The QX10 represents a genuine innovation in the way we think about compact cameras and is an intriguing prospect. The ability to clip it to your phone and connect instantly is the most appealing thing, but it's equally fun to have it roaming free and controlling from elsewhere. It's a lot of fun to experiment with at parties and outings and so on.
As it stands, the biggest let down of the QX10 at the moment is the PlayMemories app which seems to be in dire need of an update to make it more functional. A standalone compact camera generally offers more functionality than the QX10, including the option to change various settings, shoot panoramas and so on. Hopefully the app will be developed and improved upon and more developers will get involved too.
Overall, the QX10 is an excellent camera which produces great images which are on a par with similar point and shoot compact cameras. If you're looking for more control and even higher image quality, then it's worth taking a look at the QX100, which is more expensive but does give you more options.
There are a few downsides to using a QX10, mainly the fact that you're reliant on your smartphone or tablet to take (compose) the picture, so you'll be at the mercy of its battery life – unless of course you can charge it up during the day or via a portable battery charger.
Where the camera perhaps really comes into its own is when you want to shoot from an awkward angle or distance, as you can control it from up to around 10 metres away. Great for selfies, parties and perhaps even wildlife photography, it's something that you can really have fun experimenting with.

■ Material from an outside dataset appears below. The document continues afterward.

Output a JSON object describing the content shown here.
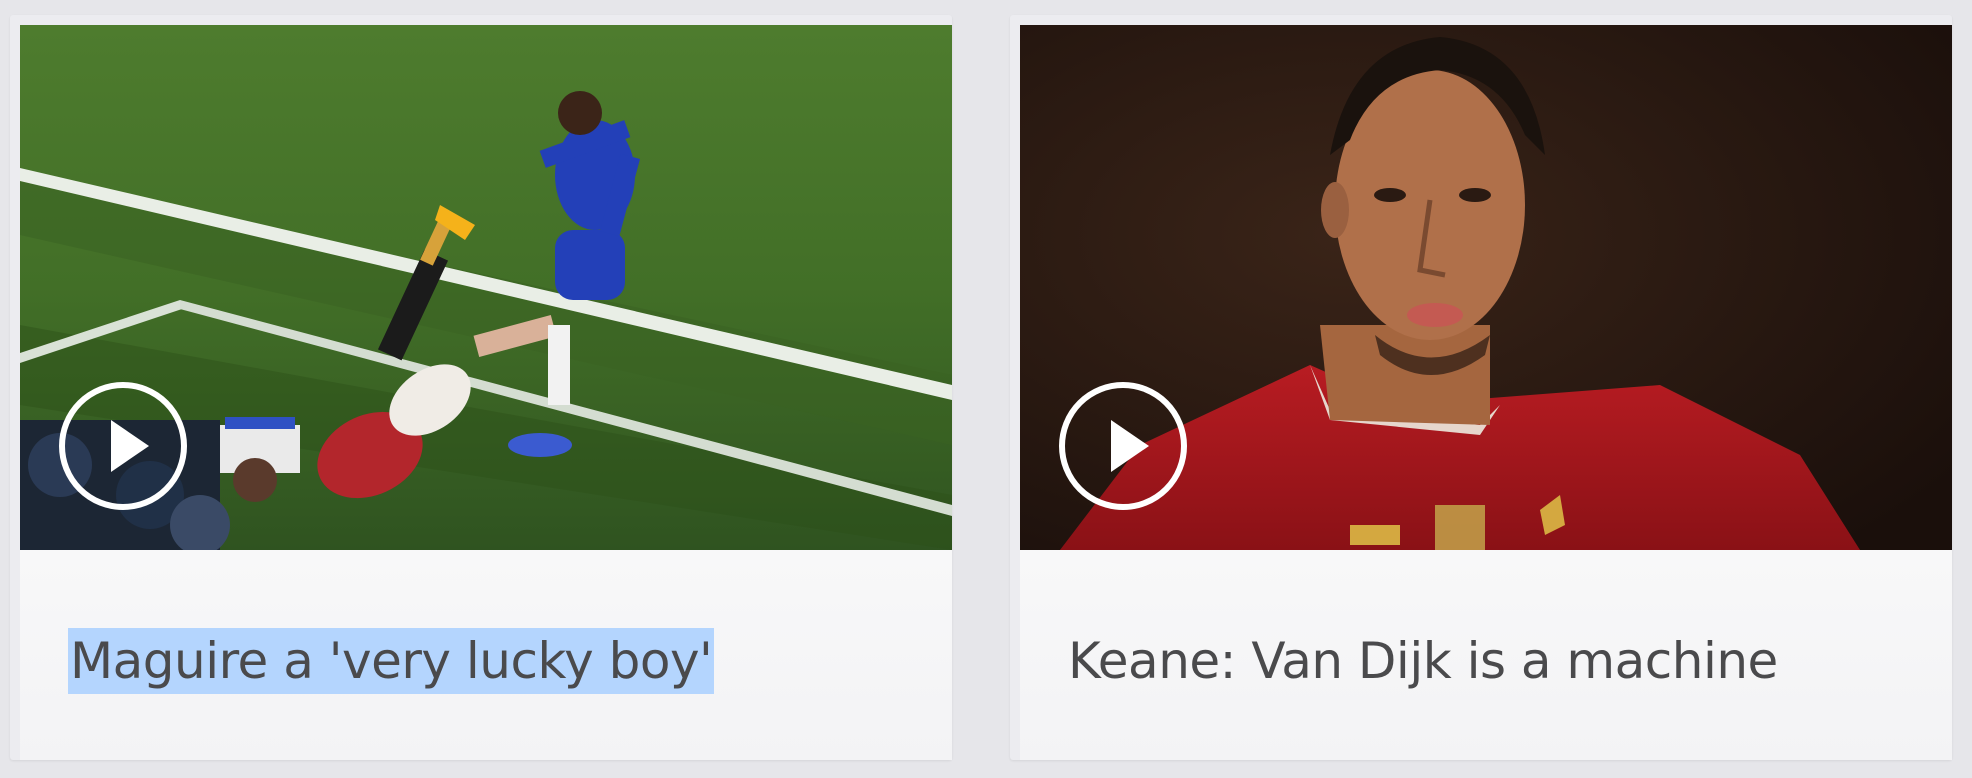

All in all it's an intriguing new prospect that will hopefully improve with age and app development.